BEGIN

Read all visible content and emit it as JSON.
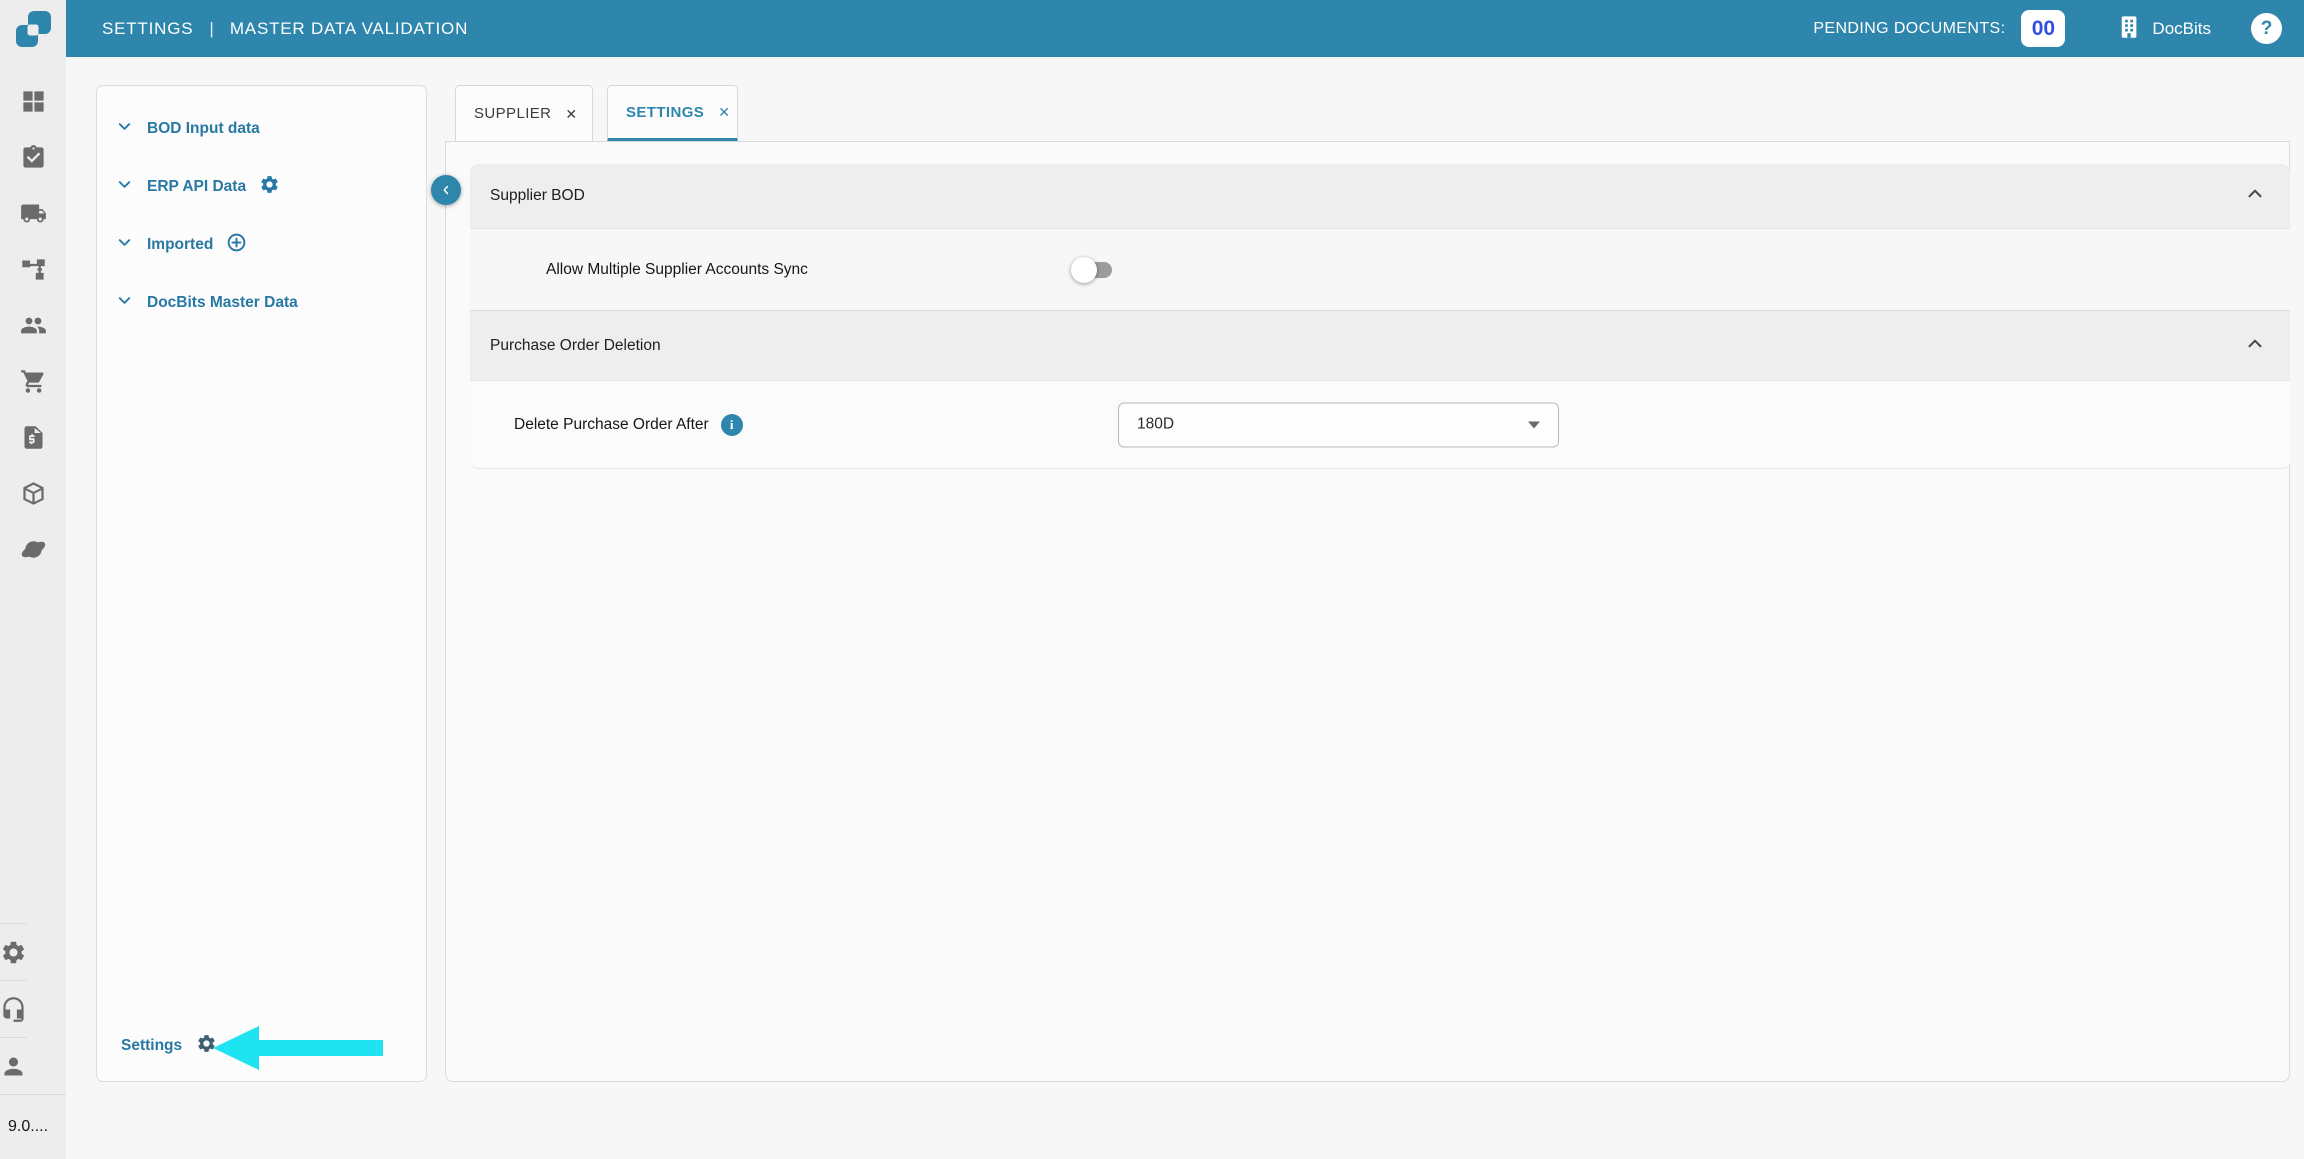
{
  "colors": {
    "header_teal": "#2E86AD",
    "link_teal": "#2878A4",
    "badge_blue": "#3150DF",
    "arrow_cyan": "#1FE3F1",
    "rail_icon_gray": "#6B6B6B"
  },
  "glyphs": {
    "close": "✕",
    "help": "?",
    "info": "i"
  },
  "header": {
    "nav_section": "SETTINGS",
    "divider": "|",
    "nav_page": "MASTER DATA VALIDATION",
    "pending_label": "PENDING DOCUMENTS:",
    "pending_count": "00",
    "org_name": "DocBits"
  },
  "rail": {
    "icons": [
      "dashboard",
      "tasks",
      "shipping",
      "workflow",
      "users",
      "cart",
      "invoice",
      "package",
      "integrations"
    ],
    "bottom_icons": [
      "settings",
      "support",
      "account"
    ],
    "version": "9.0...."
  },
  "sidebar": {
    "items": [
      {
        "label": "BOD Input data",
        "leading_icon": "chevron-down"
      },
      {
        "label": "ERP API Data",
        "leading_icon": "chevron-down",
        "trailing_icon": "gear"
      },
      {
        "label": "Imported",
        "leading_icon": "chevron-down",
        "trailing_icon": "plus-circle"
      },
      {
        "label": "DocBits Master Data",
        "leading_icon": "chevron-down"
      }
    ],
    "settings_label": "Settings"
  },
  "tabs": [
    {
      "label": "SUPPLIER",
      "active": false
    },
    {
      "label": "SETTINGS",
      "active": true
    }
  ],
  "content": {
    "sections": [
      {
        "title": "Supplier BOD",
        "collapse_icon": "chevron-up",
        "rows": [
          {
            "label": "Allow Multiple Supplier Accounts Sync",
            "control": "toggle",
            "value": "off"
          }
        ]
      },
      {
        "title": "Purchase Order Deletion",
        "collapse_icon": "chevron-up",
        "rows": [
          {
            "label": "Delete Purchase Order After",
            "control": "select",
            "value": "180D",
            "info": true
          }
        ]
      }
    ]
  }
}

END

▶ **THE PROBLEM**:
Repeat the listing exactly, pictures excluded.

▶ **RESPONSE TO THE EXERCISE**:
Read all visible content and emit it as JSON.
{
  "colors": {
    "header_teal": "#2E86AD",
    "link_teal": "#2878A4",
    "badge_blue": "#3150DF",
    "arrow_cyan": "#1FE3F1",
    "rail_icon_gray": "#6B6B6B"
  },
  "glyphs": {
    "close": "✕",
    "help": "?",
    "info": "i"
  },
  "header": {
    "nav_section": "SETTINGS",
    "divider": "|",
    "nav_page": "MASTER DATA VALIDATION",
    "pending_label": "PENDING DOCUMENTS:",
    "pending_count": "00",
    "org_name": "DocBits"
  },
  "rail": {
    "icons": [
      "dashboard",
      "tasks",
      "shipping",
      "workflow",
      "users",
      "cart",
      "invoice",
      "package",
      "integrations"
    ],
    "bottom_icons": [
      "settings",
      "support",
      "account"
    ],
    "version": "9.0...."
  },
  "sidebar": {
    "items": [
      {
        "label": "BOD Input data",
        "leading_icon": "chevron-down"
      },
      {
        "label": "ERP API Data",
        "leading_icon": "chevron-down",
        "trailing_icon": "gear"
      },
      {
        "label": "Imported",
        "leading_icon": "chevron-down",
        "trailing_icon": "plus-circle"
      },
      {
        "label": "DocBits Master Data",
        "leading_icon": "chevron-down"
      }
    ],
    "settings_label": "Settings"
  },
  "tabs": [
    {
      "label": "SUPPLIER",
      "active": false
    },
    {
      "label": "SETTINGS",
      "active": true
    }
  ],
  "content": {
    "sections": [
      {
        "title": "Supplier BOD",
        "collapse_icon": "chevron-up",
        "rows": [
          {
            "label": "Allow Multiple Supplier Accounts Sync",
            "control": "toggle",
            "value": "off"
          }
        ]
      },
      {
        "title": "Purchase Order Deletion",
        "collapse_icon": "chevron-up",
        "rows": [
          {
            "label": "Delete Purchase Order After",
            "control": "select",
            "value": "180D",
            "info": true
          }
        ]
      }
    ]
  }
}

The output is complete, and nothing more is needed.